“The bright, red one over there is the star Arcturus. It’s a huge red giant, and our sun will become like it one day in several hundred million years, probably swallowing the Earth. Now, that is global warming!” I said. “The one to the right is Spica: it is actually a two – star system, but they are so far away that you can see them only as one.”
He looked at me incredulously, with bright, shining eyes. “You know the names of all the stars?“
“Umm…yeah, all the bright ones at least. I was learning this stuff in my 10th std. instead of studying the things at school.”
That brought us to the topic of education. We both shared the view that the education system was bad, as it only teaches memorising and does not foster curiosity.
Soon, he started talking about Ronaldo and F1 racing. One problem: I did not know about F1 or football. So, he offered to show me some of collection of pictures of the players and racers. Somehow, F1 racing had escaped my interest zone. But, unlike Kasyap, I was curious about everything. That was all that mattered.
“I had never met any one like you – you know so much,” I said.
“Oh, shut up. Are you kidding? Do I know the names of all stars?”
I was into astronomy since I was a kid. But it was a book that really fired me up. I still remember the moment as though it happened yesterday – three years ago, when I entered a bookstore and randomly drew up the book Cosmos by Carl Sagan. Things have never been the same ever since. It was not long after that I bought a good telescope, and saw wonders in the night sky that I could scarcely have imagined before that. I told him about that.
“Can I borrow Cosmos for a while?”
If this incident had been a scene in a movie, this would have been a good time for a flashback.
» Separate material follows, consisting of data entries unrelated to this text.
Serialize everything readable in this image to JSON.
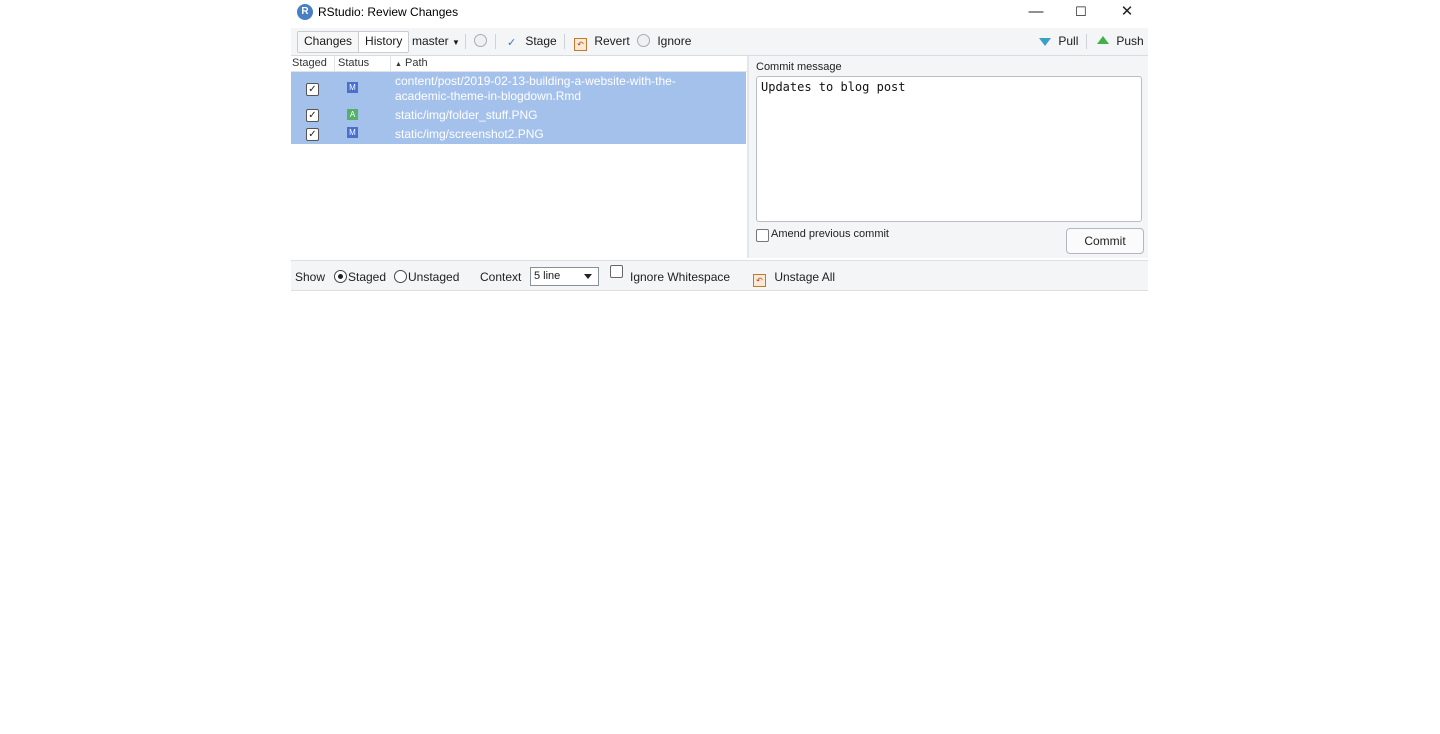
{
  "window": {
    "title": "RStudio: Review Changes",
    "app_icon": "R",
    "controls": {
      "minimize": "—",
      "maximize": "☐",
      "close": "✕"
    }
  },
  "toolbar": {
    "tab_changes": "Changes",
    "tab_history": "History",
    "branch": "master",
    "stage": "Stage",
    "revert": "Revert",
    "ignore": "Ignore",
    "pull": "Pull",
    "push": "Push"
  },
  "file_list": {
    "columns": {
      "staged": "Staged",
      "status": "Status",
      "path": "Path"
    },
    "rows": [
      {
        "staged": true,
        "status": "M",
        "path_line1": "content/post/2019-02-13-building-a-website-with-the-",
        "path_line2": "academic-theme-in-blogdown.Rmd"
      },
      {
        "staged": true,
        "status": "A",
        "path_line1": "static/img/folder_stuff.PNG",
        "path_line2": ""
      },
      {
        "staged": true,
        "status": "M",
        "path_line1": "static/img/screenshot2.PNG",
        "path_line2": ""
      }
    ]
  },
  "commit": {
    "label": "Commit message",
    "message": "Updates to blog post",
    "amend_label": "Amend previous commit",
    "button": "Commit"
  },
  "diff_bar": {
    "show_label": "Show",
    "staged": "Staged",
    "unstaged": "Unstaged",
    "context_label": "Context",
    "context_value": "5 line",
    "ignore_ws": "Ignore Whitespace",
    "unstage_all": "Unstage All"
  },
  "colors": {
    "selection": "#a4c1ec",
    "modified": "#4a6fcf",
    "added": "#56b06a",
    "toolbar": "#f3f5f7"
  }
}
About the time I bought the book, I was a total loner – perhaps understandably so. I rarely felt understood by my parents or friends, who disregarded my interests. I resolved that I would keep the stuff close to my heart to myself. I would never talk about space or science to anyone, never lend Cosmos to the interested. Can I borrow Cosmos for a while? The innocent question lingered in my mind…
“Yes, of course you can,” I said without hesitation. “Passing the torch” is an expression frequently used that could come in many forms. In this case, though, it was “passing the book.”
Suddenly, everything seemed to have come together – space, sports, Harry Potter – it all seemed as though the vast variety of human thought, expression and deeds was there perfectly in front of us, suddenly so easy to touch, feel and to know. The night sky seemed to have descended, the light-years contracted – until it was available for two young human beings to explore and to be immersed in. Not even the greatest mysteries of the Cosmos could defeat us – for eventually, long after we have turned to dust, our curiosity shall be victorious.
A few weeks after I met Sudhir, I had almost forgotten him as I had to face my life’s most toughest moments, the darkest hours in my 17 year old life. I sat upon the rooftop parapet of my house and watched the sun set, alone. The sky changed colours gracefully, elegantly. Minutes became hours and night descended upon the deadly calm. Towards the gloomy Eastern horizon, a cloud shifted and dissipated. Two bright stars appeared. Arcturus and Spica. Despite the tragedy and chaos that surrounded me then, my tears faded into meaningless obscurity and insignificance, as I looked upon the stars and remembered people like Sudhir. People who are strong, not afraid to be curious, who are bound to discover – the few of those who dream of the stars.